Trustee Alex Lefebvre proposed two new cost reductions that had previously been considered not plausible. Using synthetic slate on the renovated building’s roof had been ruled out because it would not meet historic preservation requirements, but Lefebvre reported that the Amherst Historical Commission had allowed synthetic slate on the roof of the historic Boltwood Inn, and she suggested that it be used on the Jones Library as well. Owners Project Manager (OPM) Craig DiCarlo said that if synthetic slate were as inexpensive as metal, a savings of $320,000 might be realized.
Lefebvre also spoke with the Library’s Sustainability Committee and learned that seven sawtooth roof skylights, proposed by the designer to allow the mounting of solar panels and to let in natural light, were not essential from a sustainability standpoint. Replacing the sawtooth structures with flat roof would save an estimated $495,000. Library Director Sharon Sharry commented, “the architects will be a little disappointed because of the aesthetic difference, but it’s five hundred thousand dollars so I think it’s something we should do.”

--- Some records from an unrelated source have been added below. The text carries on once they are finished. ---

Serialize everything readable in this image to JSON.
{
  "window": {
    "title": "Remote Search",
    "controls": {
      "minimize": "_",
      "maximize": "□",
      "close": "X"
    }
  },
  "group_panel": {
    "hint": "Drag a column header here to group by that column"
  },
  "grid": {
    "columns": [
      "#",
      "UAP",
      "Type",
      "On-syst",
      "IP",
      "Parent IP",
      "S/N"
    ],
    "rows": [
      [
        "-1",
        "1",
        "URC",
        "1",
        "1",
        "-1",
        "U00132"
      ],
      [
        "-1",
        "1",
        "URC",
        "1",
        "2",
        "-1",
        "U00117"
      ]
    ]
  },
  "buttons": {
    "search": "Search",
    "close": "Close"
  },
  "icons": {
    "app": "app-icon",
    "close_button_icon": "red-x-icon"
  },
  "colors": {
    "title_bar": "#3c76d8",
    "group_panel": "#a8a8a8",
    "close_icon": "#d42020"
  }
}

The JLBC approved the two new changes and eight others that had been recommended by the Design Subcommittee. The total cost savings was estimated to be $1.915 million, reducing the project budget gap to $9.6374 million.
Finance Director Mangano reported that an amended contract with the designer Finegold Alexander Architects (FAA) had been signed. He received approval to pay FAA invoices for the months of May and June – both for $163,500.
Zander Lopez asked if there is a force majeure provision in effect that would free the Town from owing designer fees if the project is canceled. Mangano replied that the Town would owe FAA for all services rendered, but would not be committed to pay the designer after project termination.
Mangano broke the news that the MBLC has sent a letter announcing that they would be delaying the next $2.7 million grant disbursement until the end of the project’s bid phase, moving the disbursement delivery date from June 2023 to at least December 2023. He explained that the MBLC is concerned about project delays and uncertainty around the ability to fund it.
The OPM presented an updated schedule showing the project closeout occurring in mid-2026.
In Topics not Anticipated by Chair 48 Hours in Advance Director Sharry described a meeting she had attended with Town Council President Griesemer, State Representative Mindy Domb and State Senator Jo Comerford. The group discussed joining forces with 13 other Massachusetts libraries that have experienced escalation problems similar to the Jones. The libraries with building project budget challenges plan to team up with municipal leaders and state legislators to urge the state to cover escalation costs out of state budget surplus and ARPA funds. Details of this initiative will be presented to the Board of Library Trustees and the Town Council as they emerge.
The next JLBC meeting is scheduled for Thursday, September 22 at 4pm.